Learn the Basics of Poker

Poker is a card game played by two or more people. It is a game of chance and skill, with the goal being to make the best five-card hand. The game is played with a standard 52-card deck and sometimes includes one or more jokers. The game can be played in a variety of formats and rules. The most important thing is to learn the basics of the game, including the hand rankings and betting rules. There are also several strategies that can help you win more often.

Before you start playing poker, it’s important to manage your bankroll. This means knowing how much money you can afford to lose and never playing more than you can afford. In addition, it’s important to stay focused and patient. Poker is a mental game, and you’ll perform better when you are calm and relaxed.

During the first round of betting, players can choose to check (not raise) or call. If no one calls, the player to their left acts. Once everyone has acted, three cards are dealt in the middle of the table, which are known as community cards. This is where most of the betting takes place. The player with the highest ranked hand wins the pot – all of the money that has been bet during the hand.

After the flop is revealed, a second round of betting begins. The player who raised the first time can either call or raise again. If a player raises, other players can either call or fold. The final round of betting is called the river, and it reveals the fifth and final community card.

It is important to understand the different strategies of poker and how they relate to the game’s odds. The most popular strategy is to play strong hands only. This is a solid strategy for beginners and can lead to big profits at low stakes games. However, as you gain more experience, you should open up your hand range and experiment with other strategies.
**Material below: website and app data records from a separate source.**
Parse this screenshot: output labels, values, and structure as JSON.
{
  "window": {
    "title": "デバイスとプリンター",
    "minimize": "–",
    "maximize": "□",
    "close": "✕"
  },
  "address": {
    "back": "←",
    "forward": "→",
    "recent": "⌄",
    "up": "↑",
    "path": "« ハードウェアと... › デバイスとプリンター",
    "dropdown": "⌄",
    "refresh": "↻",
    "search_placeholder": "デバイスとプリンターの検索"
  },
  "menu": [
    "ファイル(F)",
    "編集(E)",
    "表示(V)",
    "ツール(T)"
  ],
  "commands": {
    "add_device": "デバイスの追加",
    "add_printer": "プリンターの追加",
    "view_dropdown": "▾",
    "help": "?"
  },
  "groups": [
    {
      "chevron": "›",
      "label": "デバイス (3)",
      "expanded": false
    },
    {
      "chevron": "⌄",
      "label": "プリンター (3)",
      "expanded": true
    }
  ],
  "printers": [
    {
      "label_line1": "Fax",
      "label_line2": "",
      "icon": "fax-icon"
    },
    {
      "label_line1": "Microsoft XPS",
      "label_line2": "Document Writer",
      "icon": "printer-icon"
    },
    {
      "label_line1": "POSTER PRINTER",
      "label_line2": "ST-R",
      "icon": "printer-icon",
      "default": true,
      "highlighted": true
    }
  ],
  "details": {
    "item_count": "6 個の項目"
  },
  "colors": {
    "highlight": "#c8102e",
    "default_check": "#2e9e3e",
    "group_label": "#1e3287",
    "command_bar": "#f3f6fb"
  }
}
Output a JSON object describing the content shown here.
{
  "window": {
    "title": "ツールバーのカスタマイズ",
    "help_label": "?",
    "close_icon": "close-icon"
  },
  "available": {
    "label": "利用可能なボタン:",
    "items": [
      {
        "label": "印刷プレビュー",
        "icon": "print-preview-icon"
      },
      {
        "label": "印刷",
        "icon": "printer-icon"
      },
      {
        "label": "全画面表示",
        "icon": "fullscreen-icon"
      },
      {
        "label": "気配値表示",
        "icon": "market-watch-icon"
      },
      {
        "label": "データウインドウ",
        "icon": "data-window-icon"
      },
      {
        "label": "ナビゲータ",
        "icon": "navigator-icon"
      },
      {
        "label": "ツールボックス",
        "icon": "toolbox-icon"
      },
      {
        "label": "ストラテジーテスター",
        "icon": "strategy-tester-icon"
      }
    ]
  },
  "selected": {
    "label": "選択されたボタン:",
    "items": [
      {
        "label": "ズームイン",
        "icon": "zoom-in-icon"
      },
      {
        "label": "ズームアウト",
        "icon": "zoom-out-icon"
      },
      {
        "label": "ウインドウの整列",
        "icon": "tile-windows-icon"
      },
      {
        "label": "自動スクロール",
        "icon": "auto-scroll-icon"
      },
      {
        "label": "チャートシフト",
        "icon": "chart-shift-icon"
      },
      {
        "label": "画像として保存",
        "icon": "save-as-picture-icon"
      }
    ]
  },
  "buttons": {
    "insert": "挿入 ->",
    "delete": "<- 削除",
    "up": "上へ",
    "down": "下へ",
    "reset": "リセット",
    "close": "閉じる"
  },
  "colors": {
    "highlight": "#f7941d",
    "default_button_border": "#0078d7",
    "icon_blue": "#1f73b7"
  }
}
Another important aspect of poker is bluffing. Many players believe that bluffing is the key to winning poker, but this is not always true. In fact, bluffing is less common than most players think, and it can be counterproductive. If you don’t have a strong hand, it’s generally best to call bets rather than trying to bluff your way to victory. Nevertheless, it is still important to know how to read your opponents’ body language and other tells so that you can determine whether they have a strong or weak hand. Also, you should know that some players have a tendency to call every bet, regardless of the strength of their hand. This can be frustrating for other players, especially if they have a good hand. Therefore, you should be aware of your opponent’s tendencies and try to exploit them. This can be done by studying their betting patterns and making notes about them. Eventually, you should be able to predict their moves with a high degree of accuracy.